What are some of the theories you have heard about the differences between men and women?
Do you think there are differences?
The Video: The Biology of Gender
There are really two aspects in this video mashed up together. 1) Sanbonmatsu shares the science of gender. 2) Sanbonmatsu talks about the reactions of her scientific community, thus the social issues surrounding transgenderism in various communities.
I would first untangle each aspect.
What does the latest research tell us about gender?
What is the behaviour of our DNA?
How is Sanbonmatsu contributing to a society of tolerance inclusion?
Why does Sanbonmatsu expose the scientific community as being especially hard on her choices?
Do you think there are other social circles where transgenderism is more difficult?
What about less difficult?
I leave you with that for the weekend…have a good one.
I love talking about the weather. It is the single most easy way to initiate a conversation with a stranger or acquaintance if you need to break the silence. Great for elevator rides, spontaneous waiting time and warm repartee.
This particular discussion lesson plan on the weather goes from general to scientific. The objective is to elicit some scientific vocabulary around a familiar topic. If you have no scientists among your students, you can always focus on the important of predicting the weather. And also the importance of being able to talk about the weather as a conversation starter.
What are the different types of weather or climate you can name?
What affects the weather?
Do you use the weather forecast to plan activities?
The Video: The Science of Weather
Divide the video into 2 or 3 segments and do a Tell Back of the main themes and words
How do meteorologists sort through information, identify trends, and make predictions.
I know, I know…it’s a cliché to talk about new year’s resolutions in January, but I think it still makes for a good introspective discussion. And if you angle it right, you are creating a great natural context to use the past and futur tense.
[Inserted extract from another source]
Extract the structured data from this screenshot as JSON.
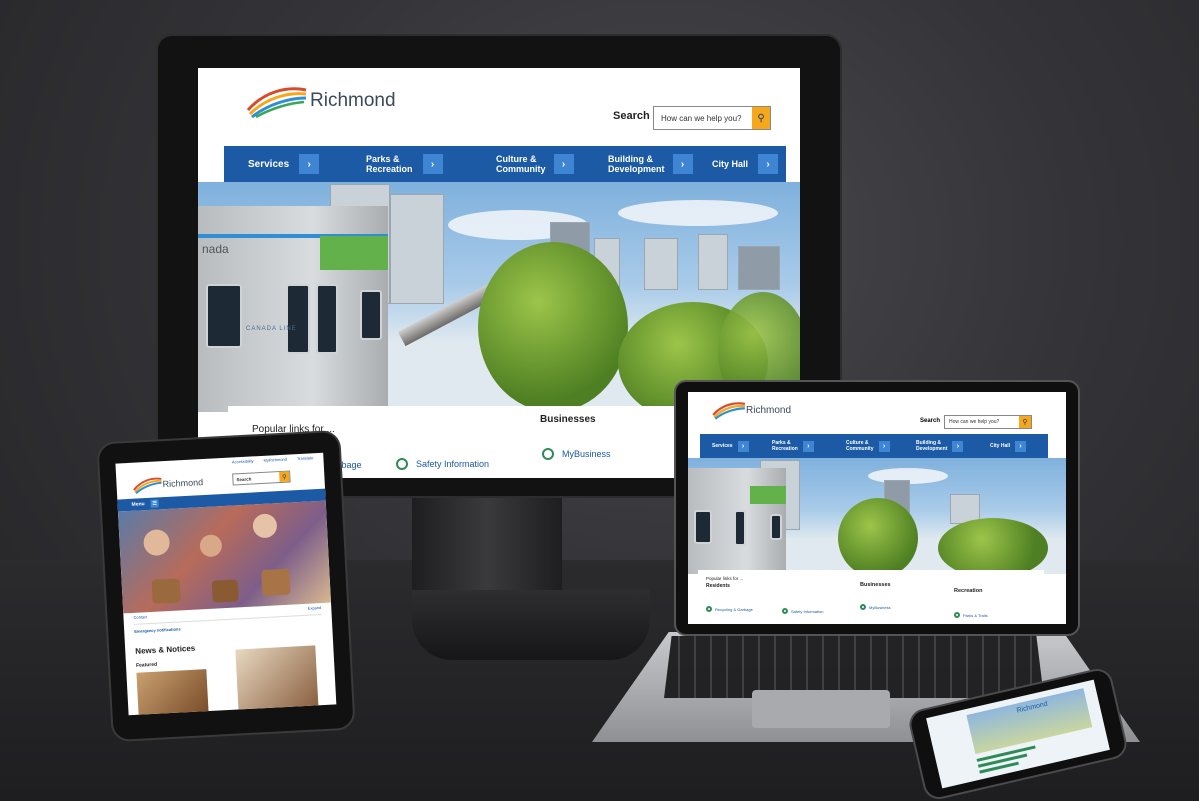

Did you know that January comes from the Roman God Janus. He had two faces: one facing back to reflect on the past and one facing forward to think about the future. Watch this PBS video snippet about why new years resolutions fail (3.22 min.):
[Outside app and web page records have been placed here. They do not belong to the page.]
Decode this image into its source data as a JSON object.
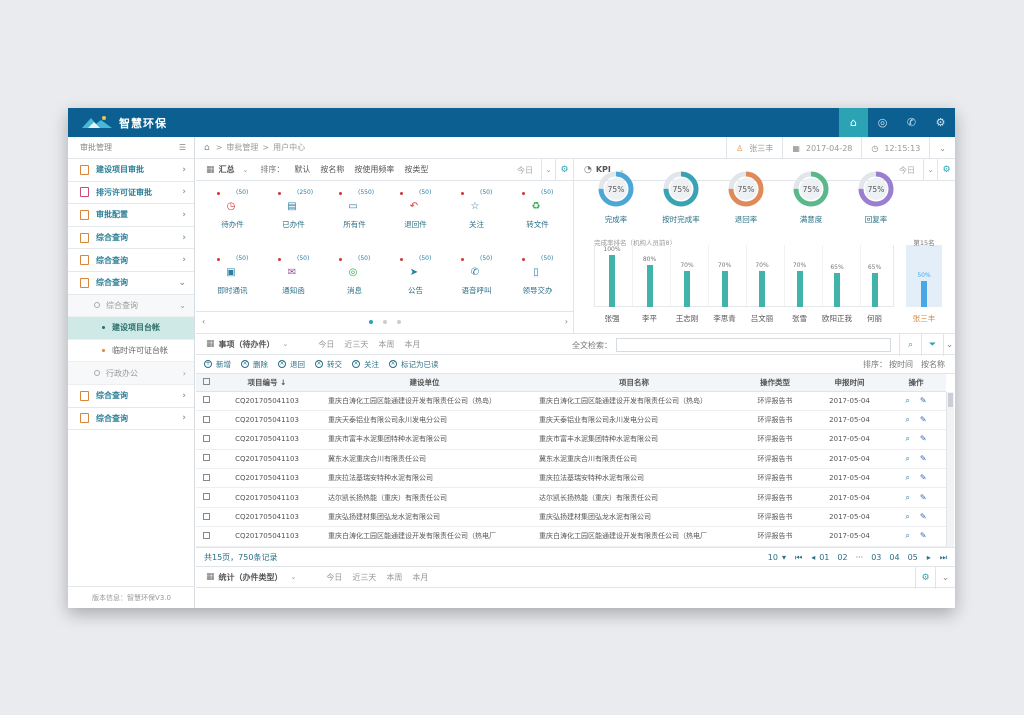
{
  "app": {
    "brand": "智慧环保",
    "colors": {
      "topbar": "#0c5f91",
      "accent": "#2ba3b5",
      "teal": "#40b4a8"
    },
    "top_icons": [
      "home-icon",
      "compass-icon",
      "phone-icon",
      "gear-icon"
    ]
  },
  "sidebar": {
    "header": "审批管理",
    "items": [
      {
        "label": "建设项目审批"
      },
      {
        "label": "排污许可证审批"
      },
      {
        "label": "审批配置"
      },
      {
        "label": "综合查询"
      },
      {
        "label": "综合查询"
      },
      {
        "label": "综合查询"
      }
    ],
    "sub_group": "综合查询",
    "leaves": [
      "建设项目台帐",
      "临时许可证台帐"
    ],
    "sub_group2": "行政办公",
    "tail_items": [
      {
        "label": "综合查询"
      },
      {
        "label": "综合查询"
      }
    ],
    "version": "版本信息：智慧环保V3.0"
  },
  "breadcrumb": {
    "home": "⌂",
    "sep": ">",
    "level1": "审批管理",
    "level2": "用户中心"
  },
  "user": {
    "name": "张三丰",
    "date": "2017-04-28",
    "time": "12:15:13"
  },
  "summary": {
    "title": "汇总",
    "sort_label": "排序：",
    "sort_options": [
      "默认",
      "按名称",
      "按使用频率",
      "按类型"
    ],
    "range": "今日",
    "tiles": [
      {
        "label": "待办件",
        "count": "(50)",
        "icon": "clock-icon",
        "glyph": "◷",
        "color": "#d23a3a"
      },
      {
        "label": "已办件",
        "count": "(250)",
        "icon": "document-icon",
        "glyph": "▤",
        "color": "#2b7ea3"
      },
      {
        "label": "所有件",
        "count": "(550)",
        "icon": "monitor-icon",
        "glyph": "▭",
        "color": "#2b7ea3"
      },
      {
        "label": "退回件",
        "count": "(50)",
        "icon": "undo-icon",
        "glyph": "↶",
        "color": "#d23a3a"
      },
      {
        "label": "关注",
        "count": "(50)",
        "icon": "star-icon",
        "glyph": "☆",
        "color": "#2b7ea3"
      },
      {
        "label": "转文件",
        "count": "(50)",
        "icon": "recycle-icon",
        "glyph": "♻",
        "color": "#2aa84a"
      },
      {
        "label": "即时通讯",
        "count": "(50)",
        "icon": "chat-doc-icon",
        "glyph": "▣",
        "color": "#2b7ea3"
      },
      {
        "label": "通知函",
        "count": "(50)",
        "icon": "mail-icon",
        "glyph": "✉",
        "color": "#a04aa8"
      },
      {
        "label": "消息",
        "count": "(50)",
        "icon": "message-icon",
        "glyph": "◎",
        "color": "#2aa84a"
      },
      {
        "label": "公告",
        "count": "(50)",
        "icon": "send-icon",
        "glyph": "➤",
        "color": "#2b7ea3"
      },
      {
        "label": "语音呼叫",
        "count": "(50)",
        "icon": "phone-icon",
        "glyph": "✆",
        "color": "#2b7ea3"
      },
      {
        "label": "领导交办",
        "count": "(50)",
        "icon": "file-icon",
        "glyph": "▯",
        "color": "#2b7ea3"
      }
    ]
  },
  "kpi": {
    "title": "KPI",
    "range": "今日",
    "rings": [
      {
        "label": "完成率",
        "value": "75%",
        "color": "#4aa7d6"
      },
      {
        "label": "按时完成率",
        "value": "75%",
        "color": "#3aa3b3"
      },
      {
        "label": "退回率",
        "value": "75%",
        "color": "#e08a5a"
      },
      {
        "label": "满意度",
        "value": "75%",
        "color": "#5bb88a"
      },
      {
        "label": "回复率",
        "value": "75%",
        "color": "#9a7fd0"
      }
    ],
    "rank_title": "完成率排名（机构人员前8）",
    "rank_extra_title": "第15名",
    "bars": [
      {
        "name": "张强",
        "value": 100,
        "label": "100%"
      },
      {
        "name": "李平",
        "value": 80,
        "label": "80%"
      },
      {
        "name": "王志刚",
        "value": 70,
        "label": "70%"
      },
      {
        "name": "李思青",
        "value": 70,
        "label": "70%"
      },
      {
        "name": "吕文丽",
        "value": 70,
        "label": "70%"
      },
      {
        "name": "张雪",
        "value": 70,
        "label": "70%"
      },
      {
        "name": "欧阳正我",
        "value": 65,
        "label": "65%"
      },
      {
        "name": "何丽",
        "value": 65,
        "label": "65%"
      }
    ],
    "highlight": {
      "name": "张三丰",
      "value": 50,
      "label": "50%"
    }
  },
  "list": {
    "title": "事项（待办件）",
    "ranges": [
      "今日",
      "近三天",
      "本周",
      "本月"
    ],
    "search_label": "全文检索：",
    "search_placeholder": "",
    "tools": [
      "新增",
      "删除",
      "退回",
      "转交",
      "关注",
      "标记为已读"
    ],
    "sort_label": "排序：",
    "sort_options": [
      "按时间",
      "按名称"
    ],
    "headers": [
      "项目编号",
      "建设单位",
      "项目名称",
      "操作类型",
      "申报时间",
      "操作"
    ],
    "rows": [
      [
        "CQ201705041103",
        "重庆白涛化工园区能通建设开发有限责任公司（热岛）",
        "重庆白涛化工园区能通建设开发有限责任公司（热岛）",
        "环评报告书",
        "2017-05-04"
      ],
      [
        "CQ201705041103",
        "重庆天泰铝业有限公司永川发电分公司",
        "重庆天泰铝业有限公司永川发电分公司",
        "环评报告书",
        "2017-05-04"
      ],
      [
        "CQ201705041103",
        "重庆市富丰水泥集团特种水泥有限公司",
        "重庆市富丰水泥集团特种水泥有限公司",
        "环评报告书",
        "2017-05-04"
      ],
      [
        "CQ201705041103",
        "冀东水泥重庆合川有限责任公司",
        "冀东水泥重庆合川有限责任公司",
        "环评报告书",
        "2017-05-04"
      ],
      [
        "CQ201705041103",
        "重庆拉法基瑞安特种水泥有限公司",
        "重庆拉法基瑞安特种水泥有限公司",
        "环评报告书",
        "2017-05-04"
      ],
      [
        "CQ201705041103",
        "达尔凯长扬热能（重庆）有限责任公司",
        "达尔凯长扬热能（重庆）有限责任公司",
        "环评报告书",
        "2017-05-04"
      ],
      [
        "CQ201705041103",
        "重庆弘扬建材集团弘龙水泥有限公司",
        "重庆弘扬建材集团弘龙水泥有限公司",
        "环评报告书",
        "2017-05-04"
      ],
      [
        "CQ201705041103",
        "重庆白涛化工园区能通建设开发有限责任公司（热电厂",
        "重庆白涛化工园区能通建设开发有限责任公司（热电厂",
        "环评报告书",
        "2017-05-04"
      ]
    ],
    "summary": "共15页，750条记录",
    "page_size": "10",
    "pages": [
      "01",
      "02",
      "···",
      "03",
      "04",
      "05"
    ]
  },
  "stats": {
    "title": "统计（办件类型）",
    "ranges": [
      "今日",
      "近三天",
      "本周",
      "本月"
    ]
  }
}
It is a relatively short presentation so depending on the level of you students you could watch the whole thing or cut it up.
You could also warm up the discussion by making some guesses about why resolutions fail. What are some of the features of new years goals that make them difficult to achieve?
Video Comprehension Questions
First do a Tell Back of the video and write down all the key vocabulary and concepts.
Why do resolutions fail?
What are the “psychological traps” that make resolutions difficult?
Why can making resolutions be bad for us?
How can we make “smart” resolutions? In other words, what are the features of good resolutions?
What do you think about the presenters’ t-shirt (I threw that in just for fun)
What are some of the things to did last year that surprised you?
What obstacles did you overcome?
What were some changes that happened in you life?
What were some good books you read?
What are some things you would like to do this year?
Are there any changes you would like to make?
Anything you would like to learn?
What are your personal or professional goals?
If you want to do something a little different, you could also have students do a quick mind map of the year and talk about it after they get a few ideas down.
Have a great lesson!
I would like to take the opportunity to thank everyone for supporting eslconversation.ca and wish you a great year full of fruitful discussions. Discussion is the tie that bind us together and breaks isolation, depression and puts our ideas in the collective. Mel